\[h(x)=5−x^2 \text{ and } g(x)=\sqrt{x} \nonumber\]

We can check our answer by recomposing the functions.

\[g(h(x))=g(5−x^2)=\sqrt{5−x^2} \nonumber\]

Exercise \(\PageIndex{7}\)

Write \(f(x)=\dfrac{4}{3−\sqrt{4+x^2}}\) as the composition of two functions.

**Answer**-
Possible answers:

\(g(x)=\sqrt{4+x^2}\)

\(h(x)=\dfrac{4}{3−x}\)

\(f=h{\circ}g\)

Access these online resources for additional instruction and practice with composite functions.

- Composite Functions (http://openstaxcollege.org/l/compfunction)
- Composite Function Notation Application (http://openstaxcollege.org/l/compfuncnot)
- Composite Functions Using Graphs (http://openstaxcollege.org/l/compfuncgraph)
- Decompose Functions (http://openstaxcollege.org/l/decompfunction)
- Composite Function Values (http://openstaxcollege.org/l/compfuncvalue)

## Key Equation

- Composite function \((f{\circ}g)(x)=f(g(x))\)

## Key Concepts

- We can perform algebraic operations on functions. See Example.
- When functions are combined, the output of the first (inner) function becomes the input of the second (outer) function.
- The function produced by combining two functions is a composite function. See Example and Example.
- The order of function composition must be considered when interpreting the meaning of composite functions. See Example.
- A composite function can be evaluated by evaluating the inner function using the given input value and then evaluating the outer function taking as its input the output of the inner function.
- A composite function can be evaluated from a table. See Example.
- A composite function can be evaluated from a graph. See Example.
- A composite function can be evaluated from a formula. See Example.
- The domain of a composite function consists of those inputs in the domain of the inner function that correspond to outputs of the inner function that are in the domain of the outer function. See Example and Example.
- Just as functions can be combined to form a composite function, composite functions can be decomposed into simpler functions.
- Functions can often be decomposed in more than one way. See Example.
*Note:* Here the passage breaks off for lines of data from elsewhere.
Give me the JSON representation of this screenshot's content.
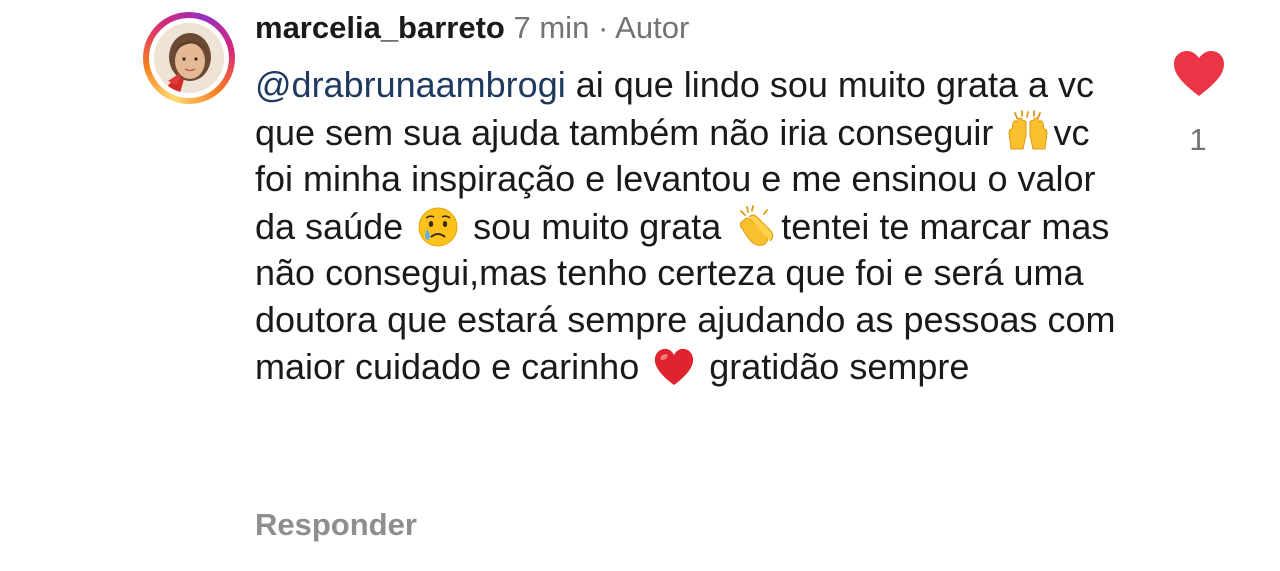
{
  "comment": {
    "username": "marcelia_barreto",
    "time": "7 min",
    "separator": "·",
    "author_badge": "Autor",
    "mention": "@drabrunaambrogi",
    "text_part_1": " ai que lindo sou muito grata a vc que sem sua ajuda também não iria conseguir ",
    "text_part_2": "vc foi minha inspiração e levantou e me ensinou o valor da saúde ",
    "text_part_3": " sou muito grata ",
    "text_part_4": "tentei te marcar mas não consegui,mas tenho certeza que foi e será uma doutora que estará sempre ajudando as pessoas com maior cuidado e carinho ",
    "text_part_5": " gratidão sempre",
    "emojis": [
      "raising-hands-emoji",
      "crying-face-emoji",
      "clapping-hands-emoji",
      "red-heart-emoji"
    ],
    "reply_label": "Responder",
    "like_count": "1",
    "like_icon": "heart-icon",
    "like_color": "#ed3346",
    "mention_color": "#1e3a5f"
  }
}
## Glossary

**composite function**-
the new function formed by function composition, when the output of one function is used as the input of another

## Contributors and Attributions

Jay Abramson (Arizona State University) with contributing authors. Textbook content produced by OpenStax College is licensed under a Creative Commons Attribution License 4.0 license. Download for free at https://openstax.org/details/books/precalculus.